I appreciate how tidy this country is although I don’t hold myself to such high standards. I do, however, (usually) follow a cleaning schedule I’ve set for myself and try to keep our home presentable, especially when we are expecting guests. My current apartment is a lot cleaner than the one I lived in prior to moving to Switzerland. My mother would be proud.
#5: German-engineered automobiles
Although I have seen more Ferraris, Lamborghinis, and Maseratis in Zurich than I have ever seen in my life, and I can only speak for German-speaking Switzerland since I have never been to la Romandie, most cars I see on the road are Audis, VWs, Mercedes and Porsches. One afternoon during the two minutes I was waiting for my bus, I saw no less than 10 VWs for every only one or two Citroëns, Skodas, and Opels.
My former Chefin introduced me to the wonders of these coffee capsules. Although you may find other countertop espresso machines in Swiss homes, Nespresso reigns king. According to swisster.ch, an online Swiss news outlet, one in four Swiss households carries Nespresso.
#3: Luxury goods
I never even knew about the IWC watch brand with a factory in Schaffhausen until I moved to Switzerland, as I was more familiar (not personally) with Rolex and Ebel, but apparently, it’s a good and pricey one. Let’s not forget fashion label Bally, jewelry at Bucherer, and all the other non-Swiss luxury brands you can get your hands on here.
#2: Adding the diminutive suffix ‘li’ to almost any noun
This is another item on my list that is limited to German-speaking Switzerland.

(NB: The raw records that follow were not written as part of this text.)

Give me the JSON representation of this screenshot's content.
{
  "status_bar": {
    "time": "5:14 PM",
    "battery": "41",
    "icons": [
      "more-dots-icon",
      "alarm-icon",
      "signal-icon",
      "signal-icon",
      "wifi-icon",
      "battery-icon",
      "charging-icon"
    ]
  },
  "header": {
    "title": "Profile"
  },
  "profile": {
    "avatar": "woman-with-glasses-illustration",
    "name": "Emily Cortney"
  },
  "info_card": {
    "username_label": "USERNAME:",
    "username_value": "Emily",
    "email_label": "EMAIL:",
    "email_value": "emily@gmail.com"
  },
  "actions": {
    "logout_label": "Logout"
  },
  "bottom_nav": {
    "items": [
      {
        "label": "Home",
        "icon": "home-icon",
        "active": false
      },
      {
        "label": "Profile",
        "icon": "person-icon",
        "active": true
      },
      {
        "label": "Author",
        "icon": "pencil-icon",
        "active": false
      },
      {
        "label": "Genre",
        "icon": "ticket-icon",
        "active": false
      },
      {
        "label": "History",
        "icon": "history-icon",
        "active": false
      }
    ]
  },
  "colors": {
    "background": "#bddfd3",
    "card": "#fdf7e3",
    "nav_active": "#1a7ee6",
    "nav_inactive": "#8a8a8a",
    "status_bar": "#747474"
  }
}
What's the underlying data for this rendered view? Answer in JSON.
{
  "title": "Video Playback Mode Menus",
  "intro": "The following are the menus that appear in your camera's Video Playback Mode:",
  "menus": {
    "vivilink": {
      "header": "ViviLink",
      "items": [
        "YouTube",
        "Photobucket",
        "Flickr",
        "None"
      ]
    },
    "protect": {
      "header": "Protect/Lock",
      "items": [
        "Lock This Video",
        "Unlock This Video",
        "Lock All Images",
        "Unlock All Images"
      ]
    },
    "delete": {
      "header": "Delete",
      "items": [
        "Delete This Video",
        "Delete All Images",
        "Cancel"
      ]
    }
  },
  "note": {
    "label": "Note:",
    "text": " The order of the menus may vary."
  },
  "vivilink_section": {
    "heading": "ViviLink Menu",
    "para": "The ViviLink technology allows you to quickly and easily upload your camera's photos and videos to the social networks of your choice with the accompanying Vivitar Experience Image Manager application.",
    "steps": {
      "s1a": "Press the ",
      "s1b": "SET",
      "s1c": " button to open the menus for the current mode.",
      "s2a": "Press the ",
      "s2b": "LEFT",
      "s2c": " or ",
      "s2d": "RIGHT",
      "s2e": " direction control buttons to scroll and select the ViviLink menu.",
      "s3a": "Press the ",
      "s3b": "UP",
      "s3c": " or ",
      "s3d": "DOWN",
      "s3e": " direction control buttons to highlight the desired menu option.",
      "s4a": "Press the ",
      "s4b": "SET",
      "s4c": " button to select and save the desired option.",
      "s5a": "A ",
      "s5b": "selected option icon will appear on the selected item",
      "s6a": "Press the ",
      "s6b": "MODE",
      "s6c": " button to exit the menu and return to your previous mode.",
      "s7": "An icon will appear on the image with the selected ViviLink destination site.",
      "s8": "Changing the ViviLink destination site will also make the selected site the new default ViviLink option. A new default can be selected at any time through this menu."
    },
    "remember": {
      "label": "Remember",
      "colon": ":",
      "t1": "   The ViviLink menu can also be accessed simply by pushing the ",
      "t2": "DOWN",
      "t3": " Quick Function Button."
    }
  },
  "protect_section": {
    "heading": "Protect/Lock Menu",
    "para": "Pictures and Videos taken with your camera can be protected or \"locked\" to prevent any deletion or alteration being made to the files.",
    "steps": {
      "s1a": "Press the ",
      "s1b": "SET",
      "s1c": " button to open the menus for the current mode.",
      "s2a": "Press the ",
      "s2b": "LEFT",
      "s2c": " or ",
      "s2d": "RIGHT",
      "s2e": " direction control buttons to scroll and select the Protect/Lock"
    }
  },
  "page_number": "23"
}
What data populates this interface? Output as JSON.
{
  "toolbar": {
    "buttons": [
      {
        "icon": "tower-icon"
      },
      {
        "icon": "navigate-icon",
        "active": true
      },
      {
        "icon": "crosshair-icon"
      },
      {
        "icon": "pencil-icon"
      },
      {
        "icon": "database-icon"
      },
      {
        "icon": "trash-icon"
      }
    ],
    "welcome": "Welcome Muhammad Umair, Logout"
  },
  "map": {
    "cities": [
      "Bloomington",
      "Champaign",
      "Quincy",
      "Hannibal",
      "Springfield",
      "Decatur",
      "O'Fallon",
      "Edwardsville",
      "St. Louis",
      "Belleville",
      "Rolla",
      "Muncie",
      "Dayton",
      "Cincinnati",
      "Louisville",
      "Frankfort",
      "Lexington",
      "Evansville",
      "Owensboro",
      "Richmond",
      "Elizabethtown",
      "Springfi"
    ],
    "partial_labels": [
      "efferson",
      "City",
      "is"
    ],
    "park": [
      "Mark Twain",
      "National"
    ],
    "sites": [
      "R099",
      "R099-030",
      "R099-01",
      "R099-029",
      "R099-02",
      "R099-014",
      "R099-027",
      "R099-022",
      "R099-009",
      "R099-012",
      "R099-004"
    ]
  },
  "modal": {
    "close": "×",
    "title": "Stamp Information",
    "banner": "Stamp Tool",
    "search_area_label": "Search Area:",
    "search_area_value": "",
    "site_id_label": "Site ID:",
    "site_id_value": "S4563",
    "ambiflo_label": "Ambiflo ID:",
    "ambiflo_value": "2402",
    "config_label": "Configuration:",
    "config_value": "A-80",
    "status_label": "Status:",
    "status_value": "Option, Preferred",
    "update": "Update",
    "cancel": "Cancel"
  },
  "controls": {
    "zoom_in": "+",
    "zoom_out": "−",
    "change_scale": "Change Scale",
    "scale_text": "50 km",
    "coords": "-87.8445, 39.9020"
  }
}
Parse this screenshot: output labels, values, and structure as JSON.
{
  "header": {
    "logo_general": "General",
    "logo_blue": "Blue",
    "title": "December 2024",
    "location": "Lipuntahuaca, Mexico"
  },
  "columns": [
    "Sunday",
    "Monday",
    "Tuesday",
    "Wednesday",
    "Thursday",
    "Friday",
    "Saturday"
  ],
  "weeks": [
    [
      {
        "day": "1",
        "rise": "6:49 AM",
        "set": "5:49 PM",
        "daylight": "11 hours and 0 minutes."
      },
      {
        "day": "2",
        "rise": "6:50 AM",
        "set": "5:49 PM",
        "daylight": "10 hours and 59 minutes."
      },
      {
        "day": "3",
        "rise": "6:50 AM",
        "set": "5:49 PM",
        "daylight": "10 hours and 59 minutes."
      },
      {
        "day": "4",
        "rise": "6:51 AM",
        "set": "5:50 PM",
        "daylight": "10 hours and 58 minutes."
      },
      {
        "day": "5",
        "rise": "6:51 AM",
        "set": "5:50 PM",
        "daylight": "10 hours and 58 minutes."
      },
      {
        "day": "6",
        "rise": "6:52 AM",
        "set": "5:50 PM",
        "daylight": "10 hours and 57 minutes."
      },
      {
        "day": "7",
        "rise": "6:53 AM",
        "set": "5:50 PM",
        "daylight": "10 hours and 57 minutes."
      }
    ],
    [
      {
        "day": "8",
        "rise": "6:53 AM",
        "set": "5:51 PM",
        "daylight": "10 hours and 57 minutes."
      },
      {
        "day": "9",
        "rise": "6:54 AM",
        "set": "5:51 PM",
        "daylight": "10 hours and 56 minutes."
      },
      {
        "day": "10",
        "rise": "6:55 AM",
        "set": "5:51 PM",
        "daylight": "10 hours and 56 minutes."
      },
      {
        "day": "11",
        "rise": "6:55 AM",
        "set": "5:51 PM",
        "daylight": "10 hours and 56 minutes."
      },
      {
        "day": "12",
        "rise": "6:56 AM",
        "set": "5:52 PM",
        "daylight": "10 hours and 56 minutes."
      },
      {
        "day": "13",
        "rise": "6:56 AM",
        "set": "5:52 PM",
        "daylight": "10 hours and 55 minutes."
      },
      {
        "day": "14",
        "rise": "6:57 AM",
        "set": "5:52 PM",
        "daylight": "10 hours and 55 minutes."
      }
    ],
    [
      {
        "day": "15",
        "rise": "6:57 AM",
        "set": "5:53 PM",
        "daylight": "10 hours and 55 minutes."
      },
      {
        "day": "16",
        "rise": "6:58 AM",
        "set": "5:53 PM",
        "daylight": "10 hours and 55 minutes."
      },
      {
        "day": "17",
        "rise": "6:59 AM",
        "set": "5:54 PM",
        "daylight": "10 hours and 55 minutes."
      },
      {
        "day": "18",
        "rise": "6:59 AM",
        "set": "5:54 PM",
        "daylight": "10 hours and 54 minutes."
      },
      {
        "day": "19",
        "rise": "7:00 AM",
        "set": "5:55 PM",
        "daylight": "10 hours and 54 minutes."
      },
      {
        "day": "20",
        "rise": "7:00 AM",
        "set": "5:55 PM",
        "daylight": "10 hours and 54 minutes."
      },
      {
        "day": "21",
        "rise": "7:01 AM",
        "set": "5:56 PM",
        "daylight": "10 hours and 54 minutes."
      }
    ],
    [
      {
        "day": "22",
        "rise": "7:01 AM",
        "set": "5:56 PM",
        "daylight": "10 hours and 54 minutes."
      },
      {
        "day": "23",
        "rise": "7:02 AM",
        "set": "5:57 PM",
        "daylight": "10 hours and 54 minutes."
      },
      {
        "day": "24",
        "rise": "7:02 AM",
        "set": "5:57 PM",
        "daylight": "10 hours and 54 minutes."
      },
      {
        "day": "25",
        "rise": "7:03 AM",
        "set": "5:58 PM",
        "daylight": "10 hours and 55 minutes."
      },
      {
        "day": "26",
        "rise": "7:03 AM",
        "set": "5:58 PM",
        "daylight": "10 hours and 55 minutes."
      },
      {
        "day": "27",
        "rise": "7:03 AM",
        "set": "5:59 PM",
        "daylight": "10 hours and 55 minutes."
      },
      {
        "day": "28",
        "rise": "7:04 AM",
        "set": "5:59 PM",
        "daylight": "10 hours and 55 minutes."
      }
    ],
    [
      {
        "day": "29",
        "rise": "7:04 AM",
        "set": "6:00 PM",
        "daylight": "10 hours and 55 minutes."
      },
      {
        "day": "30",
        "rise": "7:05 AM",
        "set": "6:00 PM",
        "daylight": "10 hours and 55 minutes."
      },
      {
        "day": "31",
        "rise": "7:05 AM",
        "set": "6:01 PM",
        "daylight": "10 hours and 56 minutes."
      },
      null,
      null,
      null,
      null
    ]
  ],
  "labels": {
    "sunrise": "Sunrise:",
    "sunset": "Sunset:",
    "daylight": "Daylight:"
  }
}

To my friends in la Romandie, is there a French equivalent? To instantly sound Swiss-German, just call a little bread roll ‘brötli‘ and a small house ‘hüsli‘. You can even say a small farewell: ‘Tschüssli!’
And functioning like an EU state while maintaining a national currency.